--- Data to examine ---
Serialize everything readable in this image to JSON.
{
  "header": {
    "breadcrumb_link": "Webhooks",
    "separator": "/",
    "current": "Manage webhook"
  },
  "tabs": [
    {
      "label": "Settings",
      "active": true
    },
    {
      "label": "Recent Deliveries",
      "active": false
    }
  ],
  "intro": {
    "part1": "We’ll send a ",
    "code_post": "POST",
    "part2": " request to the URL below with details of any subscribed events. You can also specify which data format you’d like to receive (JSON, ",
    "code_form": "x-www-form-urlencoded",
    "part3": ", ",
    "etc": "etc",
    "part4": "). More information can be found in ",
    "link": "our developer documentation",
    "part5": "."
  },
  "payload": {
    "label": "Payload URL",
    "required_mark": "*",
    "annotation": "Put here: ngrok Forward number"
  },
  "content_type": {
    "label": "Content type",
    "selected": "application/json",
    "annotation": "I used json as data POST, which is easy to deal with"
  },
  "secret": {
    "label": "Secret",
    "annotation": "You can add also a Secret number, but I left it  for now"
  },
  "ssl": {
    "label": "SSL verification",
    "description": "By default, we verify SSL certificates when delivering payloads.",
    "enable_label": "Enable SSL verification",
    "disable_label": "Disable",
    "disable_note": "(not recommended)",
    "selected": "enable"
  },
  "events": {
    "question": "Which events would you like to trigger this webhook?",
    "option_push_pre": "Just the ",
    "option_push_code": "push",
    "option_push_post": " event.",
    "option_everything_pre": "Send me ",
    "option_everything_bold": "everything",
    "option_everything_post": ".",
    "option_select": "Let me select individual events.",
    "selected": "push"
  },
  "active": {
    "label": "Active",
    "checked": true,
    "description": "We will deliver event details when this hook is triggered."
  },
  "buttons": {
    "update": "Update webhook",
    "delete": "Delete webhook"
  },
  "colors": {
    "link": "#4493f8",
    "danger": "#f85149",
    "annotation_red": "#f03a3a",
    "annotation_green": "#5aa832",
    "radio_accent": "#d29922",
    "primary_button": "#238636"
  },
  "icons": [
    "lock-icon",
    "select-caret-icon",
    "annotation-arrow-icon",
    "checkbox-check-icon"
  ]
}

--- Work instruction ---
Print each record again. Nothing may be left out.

--- Solution to the problem ---
Serialize everything readable in this image to JSON.
{
  "header": {
    "breadcrumb_link": "Webhooks",
    "separator": "/",
    "current": "Manage webhook"
  },
  "tabs": [
    {
      "label": "Settings",
      "active": true
    },
    {
      "label": "Recent Deliveries",
      "active": false
    }
  ],
  "intro": {
    "part1": "We’ll send a ",
    "code_post": "POST",
    "part2": " request to the URL below with details of any subscribed events. You can also specify which data format you’d like to receive (JSON, ",
    "code_form": "x-www-form-urlencoded",
    "part3": ", ",
    "etc": "etc",
    "part4": "). More information can be found in ",
    "link": "our developer documentation",
    "part5": "."
  },
  "payload": {
    "label": "Payload URL",
    "required_mark": "*",
    "annotation": "Put here: ngrok Forward number"
  },
  "content_type": {
    "label": "Content type",
    "selected": "application/json",
    "annotation": "I used json as data POST, which is easy to deal with"
  },
  "secret": {
    "label": "Secret",
    "annotation": "You can add also a Secret number, but I left it  for now"
  },
  "ssl": {
    "label": "SSL verification",
    "description": "By default, we verify SSL certificates when delivering payloads.",
    "enable_label": "Enable SSL verification",
    "disable_label": "Disable",
    "disable_note": "(not recommended)",
    "selected": "enable"
  },
  "events": {
    "question": "Which events would you like to trigger this webhook?",
    "option_push_pre": "Just the ",
    "option_push_code": "push",
    "option_push_post": " event.",
    "option_everything_pre": "Send me ",
    "option_everything_bold": "everything",
    "option_everything_post": ".",
    "option_select": "Let me select individual events.",
    "selected": "push"
  },
  "active": {
    "label": "Active",
    "checked": true,
    "description": "We will deliver event details when this hook is triggered."
  },
  "buttons": {
    "update": "Update webhook",
    "delete": "Delete webhook"
  },
  "colors": {
    "link": "#4493f8",
    "danger": "#f85149",
    "annotation_red": "#f03a3a",
    "annotation_green": "#5aa832",
    "radio_accent": "#d29922",
    "primary_button": "#238636"
  },
  "icons": [
    "lock-icon",
    "select-caret-icon",
    "annotation-arrow-icon",
    "checkbox-check-icon"
  ]
}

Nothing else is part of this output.